A house Judiciary Committee draft of a SHVERA bill (now named the Satellite Home Viewer Digital Television Act) ties local-into-local service to all 210 DMAs to a short-market fix and does not create an opt-out of the compulsory license for stations with single-source licenses.
A new draft of the House version of the bill reauthorizing satellite operators' compulsory license to deliver distant network signals still contains language that would allow Dish Network back into the distant-signal business in exchange for delivering local TV station signals in all 210 Nielsen markiets, according to a copy obtained by Multichannel News. There are still between two and three-dozen small markets where satellite operators don't deliver local TV station signals because the markets are too small to make it cost-efficient.
But unlike a Judiciary draft back in mid-summer, the new draft makes the waiver temporary, though renewable, and grants it for the delivery of distant signals into so-called short markets. It also puts the courts, not the Copyright office, in charge of monitoring compliance with the 210-market delivery trigger for the waiver.
The new draft also no longer contains a provision that would allow stations to opt out of the compulsory license if they secured a single-source license for all the programming on their air.
According to a draft of the bill, which is being marked up in the Judiciary Committee Wednesday (Sept. 16), a satellite carrier under a court injunction from delivering distant network signals --as is Dish-- would qualify for a waiver from that court injunction to allow it to deliver those distant signals to so-called short markets. Those are the ones that lack at least one of the four major network affiliates.
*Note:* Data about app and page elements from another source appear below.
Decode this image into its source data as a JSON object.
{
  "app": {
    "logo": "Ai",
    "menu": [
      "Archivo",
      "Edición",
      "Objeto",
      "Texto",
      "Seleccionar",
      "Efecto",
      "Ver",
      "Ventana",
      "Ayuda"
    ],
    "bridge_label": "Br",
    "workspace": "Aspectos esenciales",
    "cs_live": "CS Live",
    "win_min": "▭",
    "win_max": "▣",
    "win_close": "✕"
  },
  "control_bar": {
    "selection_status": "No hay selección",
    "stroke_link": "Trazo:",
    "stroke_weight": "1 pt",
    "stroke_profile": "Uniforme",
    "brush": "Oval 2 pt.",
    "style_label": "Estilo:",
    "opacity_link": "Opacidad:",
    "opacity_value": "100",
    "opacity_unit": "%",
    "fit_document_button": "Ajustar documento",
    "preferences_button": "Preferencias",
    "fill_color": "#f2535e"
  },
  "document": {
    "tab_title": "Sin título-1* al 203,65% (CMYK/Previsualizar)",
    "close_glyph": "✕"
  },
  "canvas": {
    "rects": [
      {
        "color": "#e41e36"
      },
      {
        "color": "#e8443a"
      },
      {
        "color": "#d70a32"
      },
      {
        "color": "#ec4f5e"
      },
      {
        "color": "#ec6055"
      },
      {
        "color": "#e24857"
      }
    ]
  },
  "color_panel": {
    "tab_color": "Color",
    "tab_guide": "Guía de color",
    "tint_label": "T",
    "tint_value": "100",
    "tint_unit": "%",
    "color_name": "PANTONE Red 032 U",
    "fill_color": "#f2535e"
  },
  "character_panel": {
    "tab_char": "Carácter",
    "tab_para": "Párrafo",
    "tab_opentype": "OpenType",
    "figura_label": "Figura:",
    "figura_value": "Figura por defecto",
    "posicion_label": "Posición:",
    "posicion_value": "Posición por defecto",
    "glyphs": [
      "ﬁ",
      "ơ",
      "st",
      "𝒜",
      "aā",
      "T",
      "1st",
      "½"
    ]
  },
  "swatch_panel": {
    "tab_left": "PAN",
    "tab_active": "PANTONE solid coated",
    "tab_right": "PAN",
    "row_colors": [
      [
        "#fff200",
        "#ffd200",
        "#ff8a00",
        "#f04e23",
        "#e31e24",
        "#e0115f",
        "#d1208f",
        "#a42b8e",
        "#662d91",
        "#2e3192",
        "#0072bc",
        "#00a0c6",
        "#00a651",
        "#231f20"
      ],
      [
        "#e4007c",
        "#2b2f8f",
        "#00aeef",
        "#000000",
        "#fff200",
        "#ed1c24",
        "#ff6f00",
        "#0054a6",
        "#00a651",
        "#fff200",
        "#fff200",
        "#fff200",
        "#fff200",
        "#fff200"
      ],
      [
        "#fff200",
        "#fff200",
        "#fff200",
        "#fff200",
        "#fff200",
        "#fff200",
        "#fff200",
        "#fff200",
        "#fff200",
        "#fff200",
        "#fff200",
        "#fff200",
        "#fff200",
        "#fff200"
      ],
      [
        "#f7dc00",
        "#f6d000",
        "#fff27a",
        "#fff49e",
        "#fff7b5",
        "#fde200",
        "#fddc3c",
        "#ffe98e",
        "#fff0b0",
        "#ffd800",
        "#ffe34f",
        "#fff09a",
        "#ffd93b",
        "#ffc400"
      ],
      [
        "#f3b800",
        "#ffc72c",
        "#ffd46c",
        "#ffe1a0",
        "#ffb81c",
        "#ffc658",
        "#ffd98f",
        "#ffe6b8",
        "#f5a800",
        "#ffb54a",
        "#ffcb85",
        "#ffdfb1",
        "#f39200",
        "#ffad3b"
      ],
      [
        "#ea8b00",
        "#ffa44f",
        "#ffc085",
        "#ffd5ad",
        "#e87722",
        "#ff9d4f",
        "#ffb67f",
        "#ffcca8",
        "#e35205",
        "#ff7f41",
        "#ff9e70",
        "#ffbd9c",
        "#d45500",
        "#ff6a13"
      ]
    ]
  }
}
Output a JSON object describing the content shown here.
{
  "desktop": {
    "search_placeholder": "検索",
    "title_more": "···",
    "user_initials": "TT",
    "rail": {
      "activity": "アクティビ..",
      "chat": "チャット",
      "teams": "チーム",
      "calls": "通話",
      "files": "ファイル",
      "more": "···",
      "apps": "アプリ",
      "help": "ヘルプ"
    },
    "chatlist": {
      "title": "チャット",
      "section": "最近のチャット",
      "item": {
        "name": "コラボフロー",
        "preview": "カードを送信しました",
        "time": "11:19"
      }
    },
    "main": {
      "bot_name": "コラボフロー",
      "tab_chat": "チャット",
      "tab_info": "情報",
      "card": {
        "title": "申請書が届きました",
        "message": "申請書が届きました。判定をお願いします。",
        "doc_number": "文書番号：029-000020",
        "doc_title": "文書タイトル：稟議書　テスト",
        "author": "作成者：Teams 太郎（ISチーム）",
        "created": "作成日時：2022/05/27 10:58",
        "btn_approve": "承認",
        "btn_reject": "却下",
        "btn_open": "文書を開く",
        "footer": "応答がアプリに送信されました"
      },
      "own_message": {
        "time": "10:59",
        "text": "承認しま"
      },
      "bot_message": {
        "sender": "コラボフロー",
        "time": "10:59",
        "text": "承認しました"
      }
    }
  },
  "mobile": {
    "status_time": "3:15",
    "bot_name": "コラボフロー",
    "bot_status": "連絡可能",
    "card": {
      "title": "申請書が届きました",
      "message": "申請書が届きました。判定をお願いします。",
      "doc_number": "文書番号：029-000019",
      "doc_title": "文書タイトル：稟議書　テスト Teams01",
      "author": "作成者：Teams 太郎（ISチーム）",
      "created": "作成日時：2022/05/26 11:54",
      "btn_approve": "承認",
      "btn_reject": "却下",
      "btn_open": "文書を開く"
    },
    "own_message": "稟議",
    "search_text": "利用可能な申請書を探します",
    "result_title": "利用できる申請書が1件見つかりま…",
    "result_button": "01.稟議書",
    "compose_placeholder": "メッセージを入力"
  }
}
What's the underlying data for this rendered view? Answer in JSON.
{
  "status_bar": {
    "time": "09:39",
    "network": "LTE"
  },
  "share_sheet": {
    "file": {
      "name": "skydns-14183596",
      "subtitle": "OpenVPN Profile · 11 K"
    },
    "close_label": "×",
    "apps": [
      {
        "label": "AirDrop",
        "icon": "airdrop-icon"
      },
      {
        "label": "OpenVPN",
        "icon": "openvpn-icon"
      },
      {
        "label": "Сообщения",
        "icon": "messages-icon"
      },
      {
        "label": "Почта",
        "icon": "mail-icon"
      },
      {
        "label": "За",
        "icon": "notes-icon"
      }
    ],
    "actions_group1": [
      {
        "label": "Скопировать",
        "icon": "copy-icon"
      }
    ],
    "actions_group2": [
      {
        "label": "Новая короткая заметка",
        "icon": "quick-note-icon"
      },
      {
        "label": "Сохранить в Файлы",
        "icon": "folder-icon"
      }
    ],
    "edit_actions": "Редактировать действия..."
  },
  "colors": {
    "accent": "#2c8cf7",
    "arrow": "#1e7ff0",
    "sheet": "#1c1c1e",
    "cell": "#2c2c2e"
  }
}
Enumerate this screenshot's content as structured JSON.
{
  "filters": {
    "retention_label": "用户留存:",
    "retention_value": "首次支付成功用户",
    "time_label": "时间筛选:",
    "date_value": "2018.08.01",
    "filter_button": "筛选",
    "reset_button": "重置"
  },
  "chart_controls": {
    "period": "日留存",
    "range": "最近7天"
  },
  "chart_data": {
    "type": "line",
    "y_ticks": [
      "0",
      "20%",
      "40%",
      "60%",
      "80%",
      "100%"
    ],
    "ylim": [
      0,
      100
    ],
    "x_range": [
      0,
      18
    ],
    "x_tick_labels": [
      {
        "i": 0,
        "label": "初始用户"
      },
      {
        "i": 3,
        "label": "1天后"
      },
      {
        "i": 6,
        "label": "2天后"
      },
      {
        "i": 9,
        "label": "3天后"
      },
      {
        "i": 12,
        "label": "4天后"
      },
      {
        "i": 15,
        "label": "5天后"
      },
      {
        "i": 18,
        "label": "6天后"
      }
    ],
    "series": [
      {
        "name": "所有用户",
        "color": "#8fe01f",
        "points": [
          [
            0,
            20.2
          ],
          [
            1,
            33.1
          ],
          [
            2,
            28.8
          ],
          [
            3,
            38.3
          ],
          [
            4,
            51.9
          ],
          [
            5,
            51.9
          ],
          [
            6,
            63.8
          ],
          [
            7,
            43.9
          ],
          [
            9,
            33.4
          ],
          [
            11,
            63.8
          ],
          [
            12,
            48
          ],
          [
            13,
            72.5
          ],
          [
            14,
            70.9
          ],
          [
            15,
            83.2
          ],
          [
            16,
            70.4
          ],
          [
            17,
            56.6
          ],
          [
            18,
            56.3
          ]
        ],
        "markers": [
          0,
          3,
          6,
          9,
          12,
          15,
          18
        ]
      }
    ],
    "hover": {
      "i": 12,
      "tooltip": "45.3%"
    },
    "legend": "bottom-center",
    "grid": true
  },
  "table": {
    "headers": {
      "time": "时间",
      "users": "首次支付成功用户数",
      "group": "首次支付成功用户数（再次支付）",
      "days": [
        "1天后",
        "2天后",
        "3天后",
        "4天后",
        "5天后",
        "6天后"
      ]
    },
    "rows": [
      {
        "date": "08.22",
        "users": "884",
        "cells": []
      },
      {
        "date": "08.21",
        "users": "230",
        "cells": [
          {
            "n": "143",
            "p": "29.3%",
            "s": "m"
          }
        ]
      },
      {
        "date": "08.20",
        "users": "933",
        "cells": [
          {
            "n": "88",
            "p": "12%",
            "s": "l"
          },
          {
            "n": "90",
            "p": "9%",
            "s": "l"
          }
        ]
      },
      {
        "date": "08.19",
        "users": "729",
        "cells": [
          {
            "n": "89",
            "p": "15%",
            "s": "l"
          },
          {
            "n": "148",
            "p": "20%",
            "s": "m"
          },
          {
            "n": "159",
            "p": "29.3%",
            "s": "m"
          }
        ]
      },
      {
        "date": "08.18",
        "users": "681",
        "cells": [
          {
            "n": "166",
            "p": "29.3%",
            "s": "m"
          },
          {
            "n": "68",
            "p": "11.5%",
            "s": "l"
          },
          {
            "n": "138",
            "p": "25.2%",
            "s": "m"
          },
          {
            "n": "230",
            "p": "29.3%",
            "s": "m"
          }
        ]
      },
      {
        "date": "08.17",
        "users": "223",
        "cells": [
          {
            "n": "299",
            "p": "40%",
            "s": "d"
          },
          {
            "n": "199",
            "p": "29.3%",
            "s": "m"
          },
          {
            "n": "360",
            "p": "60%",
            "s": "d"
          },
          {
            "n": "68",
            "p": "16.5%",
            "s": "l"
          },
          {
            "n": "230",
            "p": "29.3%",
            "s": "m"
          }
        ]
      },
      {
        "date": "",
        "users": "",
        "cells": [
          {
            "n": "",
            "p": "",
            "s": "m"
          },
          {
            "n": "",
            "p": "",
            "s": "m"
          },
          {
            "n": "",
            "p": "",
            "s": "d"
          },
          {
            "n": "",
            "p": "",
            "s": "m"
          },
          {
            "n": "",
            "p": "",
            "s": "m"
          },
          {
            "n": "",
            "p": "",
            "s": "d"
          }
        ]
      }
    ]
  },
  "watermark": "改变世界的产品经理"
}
Currently, Dish must keep an arm's-length relationship to its distant-signal distributor, NPS, after a court concluded the direct-broadcast satellite firm was having too much trouble correctly identifying who should and shouldn't be able to get the distant signals.
But in the version of the bill being circulated Monday --a draft was also circulated in mid-July-- the waiver from the injunction would only be temporary--120 days--and would have to be renewed by the court.
To qualify for the waiver, a carrier would have to be delivering local signals to all 210 markets. If the court found that a waiver recipient --that would most likely be Dish-- willfully failed to serve all markets, it could be fined $250,000 and lose the waiver.
Another difference from the July draft is that in that version, the Register of Copyrights would write the rules and revoke the waiver if the satellite operator did not deliver the 210 markets.
Local into local would be defined as a "good quality" signal to at least 90% of the households in the DMA, as it was in the first draft.
Short markets was another issue Communications Subcommittee chairman Rick Boucher (D. Va.) hoped to fix in the bill, which must pass by the end of the year or the compulsory license will sunset.That would be okay with some broadcasters, who continue to push for the option to forego the license and negotiate carriage independently, saying that is preferable to the government intruding into what should be a free-market negotiation.
In that scenario, which was included in the July draft, if a station could line up all the rights to its programming, it could avoid paying the license and negotiate with cable and satellite operators for carriage, as cable networks do. A station could still opt for the blanket license, but it could also opt out.
The Judiciary version must still be reconciled with the House Energy & Commerce Committee version, which passed out of the Communications subcommittee without short-market or local-into-local "fixes," though Boucher was confident a local-into-local agreement between satellite carriers and stations could be worked out, and was hopeful short markets could also be addressed.
Energy & Commerce and Judiciary share jurisdiction over reauthorizing the license.